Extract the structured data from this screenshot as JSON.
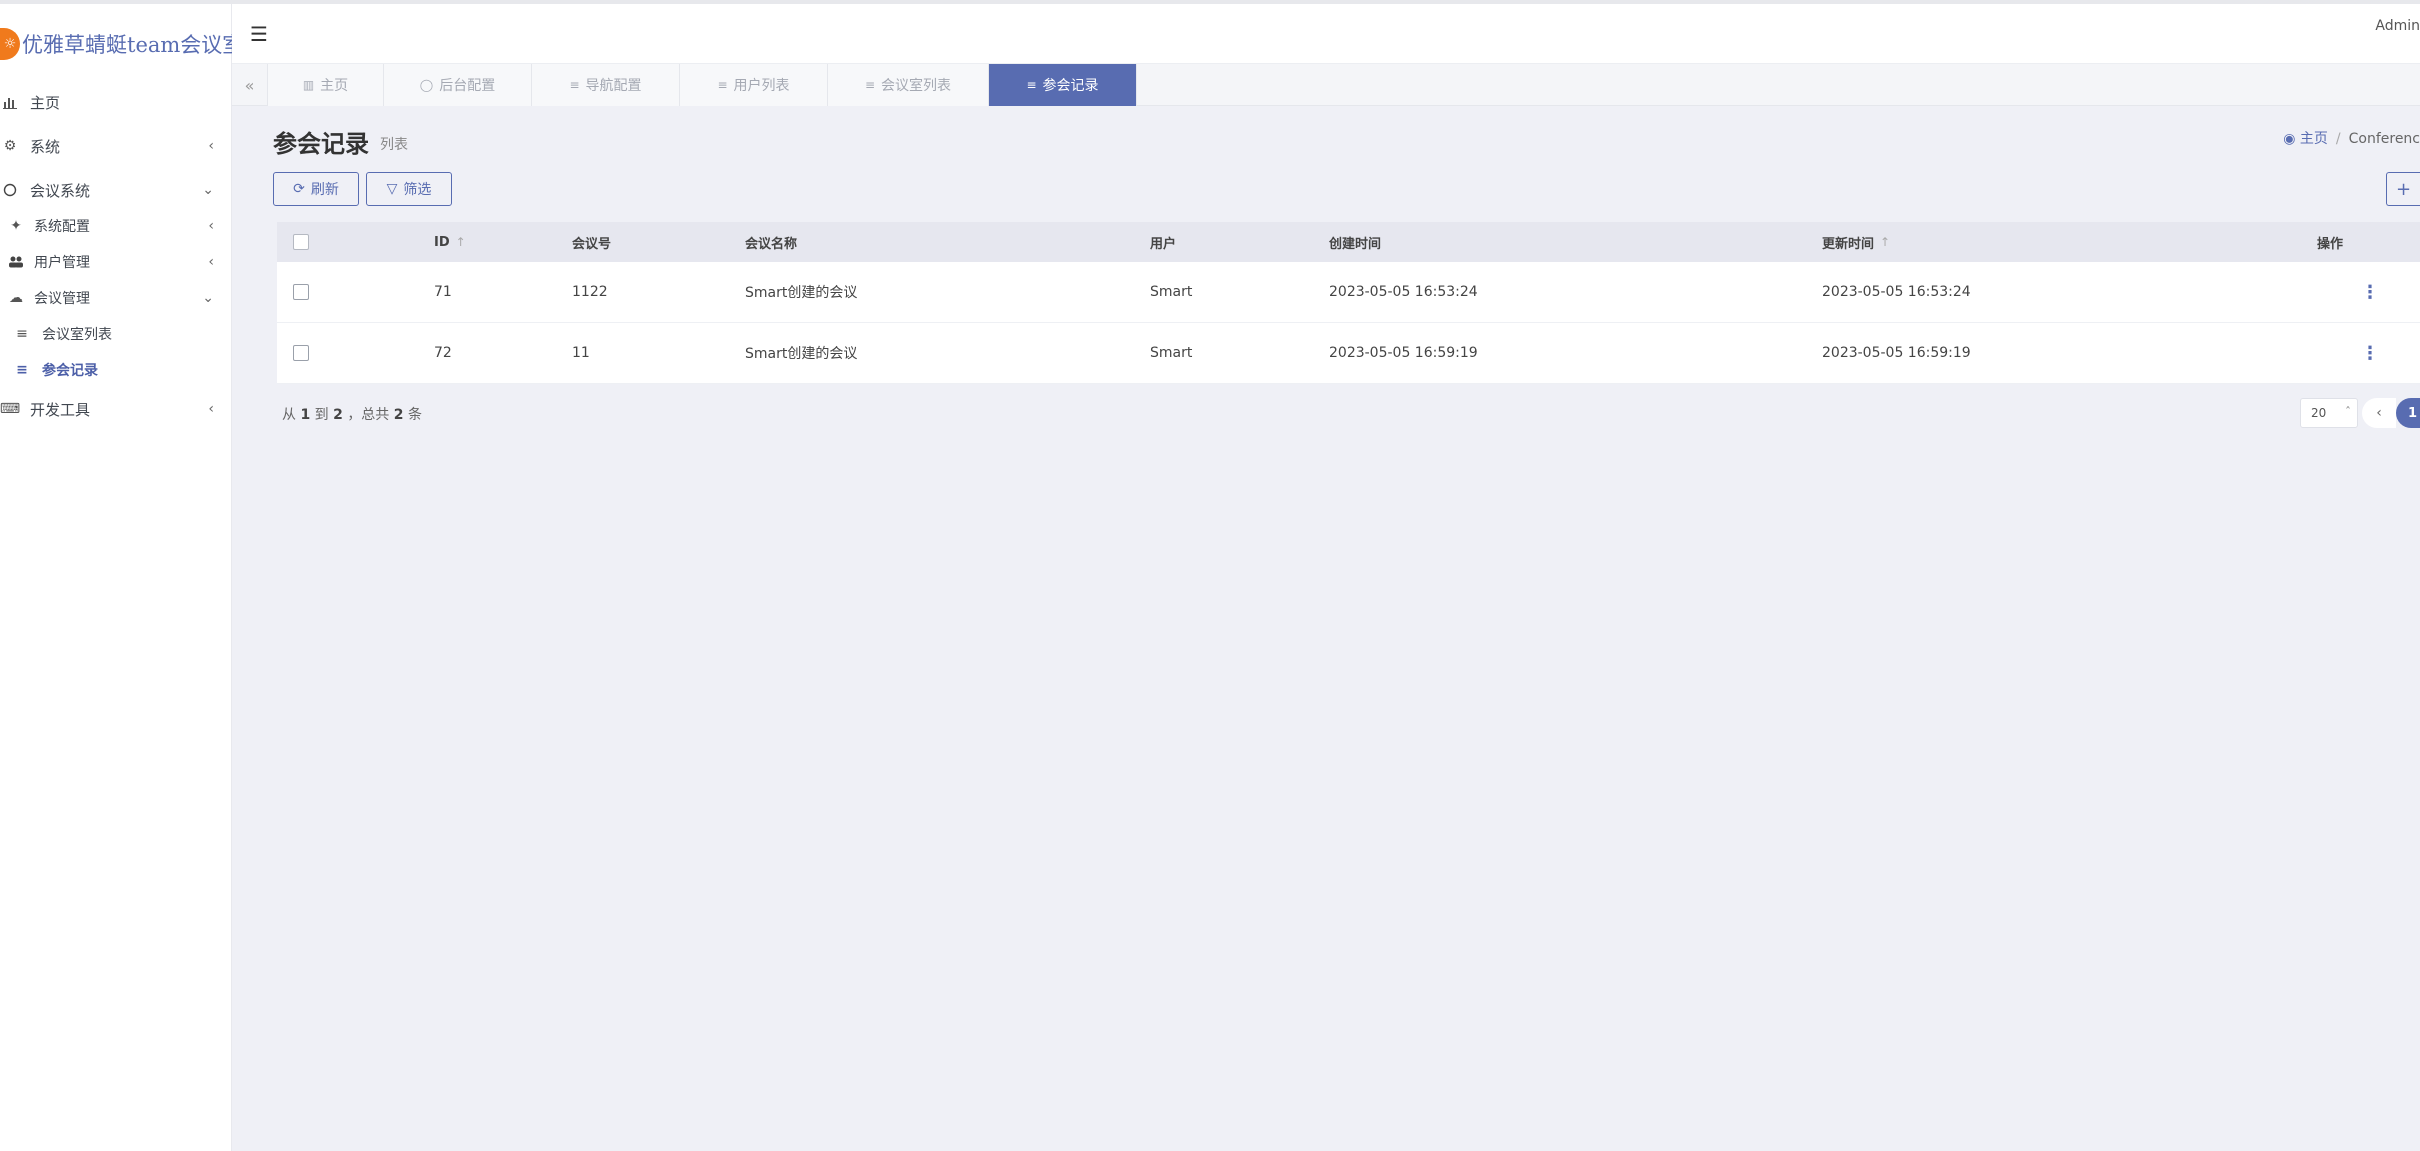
{
  "app": {
    "title": "优雅草蜻蜓team会议室",
    "user": "Admin"
  },
  "sidebar": {
    "items": [
      {
        "label": "主页",
        "icon": "bar-chart-icon"
      },
      {
        "label": "系统",
        "icon": "gear-icon"
      },
      {
        "label": "会议系统",
        "icon": "circle-icon"
      },
      {
        "label": "系统配置",
        "icon": "wrench-icon"
      },
      {
        "label": "用户管理",
        "icon": "users-icon"
      },
      {
        "label": "会议管理",
        "icon": "cloud-icon"
      },
      {
        "label": "会议室列表",
        "icon": "list-icon"
      },
      {
        "label": "参会记录",
        "icon": "list-icon"
      },
      {
        "label": "开发工具",
        "icon": "keyboard-icon"
      }
    ]
  },
  "tabs": [
    {
      "label": "主页",
      "icon": "bar-chart-icon"
    },
    {
      "label": "后台配置",
      "icon": "toggle-icon"
    },
    {
      "label": "导航配置",
      "icon": "list-icon"
    },
    {
      "label": "用户列表",
      "icon": "list-icon"
    },
    {
      "label": "会议室列表",
      "icon": "list-icon"
    },
    {
      "label": "参会记录",
      "icon": "list-icon"
    }
  ],
  "page": {
    "title": "参会记录",
    "subtitle": "列表",
    "breadcrumb": {
      "home": "主页",
      "separator": "/",
      "current": "Conferenc"
    }
  },
  "toolbar": {
    "refresh": "刷新",
    "filter": "筛选",
    "create": "+"
  },
  "table": {
    "columns": [
      "ID",
      "会议号",
      "会议名称",
      "用户",
      "创建时间",
      "更新时间",
      "操作"
    ],
    "rows": [
      [
        "71",
        "1122",
        "Smart创建的会议",
        "Smart",
        "2023-05-05 16:53:24",
        "2023-05-05 16:53:24"
      ],
      [
        "72",
        "11",
        "Smart创建的会议",
        "Smart",
        "2023-05-05 16:59:19",
        "2023-05-05 16:59:19"
      ]
    ]
  },
  "pagination": {
    "from_label": "从",
    "from": "1",
    "to_label": "到",
    "to": "2",
    "total_label": "，总共",
    "total": "2",
    "unit": "条",
    "per_page": "20",
    "current_page": "1"
  },
  "colors": {
    "accent": "#586cb1",
    "brand_logo": "#f07a1c",
    "content_bg": "#eff0f6"
  }
}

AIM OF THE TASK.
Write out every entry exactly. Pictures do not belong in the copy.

YOUR RESPONSE.
Extract the structured data from this screenshot as JSON.
{
  "app": {
    "title": "优雅草蜻蜓team会议室",
    "user": "Admin"
  },
  "sidebar": {
    "items": [
      {
        "label": "主页",
        "icon": "bar-chart-icon"
      },
      {
        "label": "系统",
        "icon": "gear-icon"
      },
      {
        "label": "会议系统",
        "icon": "circle-icon"
      },
      {
        "label": "系统配置",
        "icon": "wrench-icon"
      },
      {
        "label": "用户管理",
        "icon": "users-icon"
      },
      {
        "label": "会议管理",
        "icon": "cloud-icon"
      },
      {
        "label": "会议室列表",
        "icon": "list-icon"
      },
      {
        "label": "参会记录",
        "icon": "list-icon"
      },
      {
        "label": "开发工具",
        "icon": "keyboard-icon"
      }
    ]
  },
  "tabs": [
    {
      "label": "主页",
      "icon": "bar-chart-icon"
    },
    {
      "label": "后台配置",
      "icon": "toggle-icon"
    },
    {
      "label": "导航配置",
      "icon": "list-icon"
    },
    {
      "label": "用户列表",
      "icon": "list-icon"
    },
    {
      "label": "会议室列表",
      "icon": "list-icon"
    },
    {
      "label": "参会记录",
      "icon": "list-icon"
    }
  ],
  "page": {
    "title": "参会记录",
    "subtitle": "列表",
    "breadcrumb": {
      "home": "主页",
      "separator": "/",
      "current": "Conferenc"
    }
  },
  "toolbar": {
    "refresh": "刷新",
    "filter": "筛选",
    "create": "+"
  },
  "table": {
    "columns": [
      "ID",
      "会议号",
      "会议名称",
      "用户",
      "创建时间",
      "更新时间",
      "操作"
    ],
    "rows": [
      [
        "71",
        "1122",
        "Smart创建的会议",
        "Smart",
        "2023-05-05 16:53:24",
        "2023-05-05 16:53:24"
      ],
      [
        "72",
        "11",
        "Smart创建的会议",
        "Smart",
        "2023-05-05 16:59:19",
        "2023-05-05 16:59:19"
      ]
    ]
  },
  "pagination": {
    "from_label": "从",
    "from": "1",
    "to_label": "到",
    "to": "2",
    "total_label": "，总共",
    "total": "2",
    "unit": "条",
    "per_page": "20",
    "current_page": "1"
  },
  "colors": {
    "accent": "#586cb1",
    "brand_logo": "#f07a1c",
    "content_bg": "#eff0f6"
  }
}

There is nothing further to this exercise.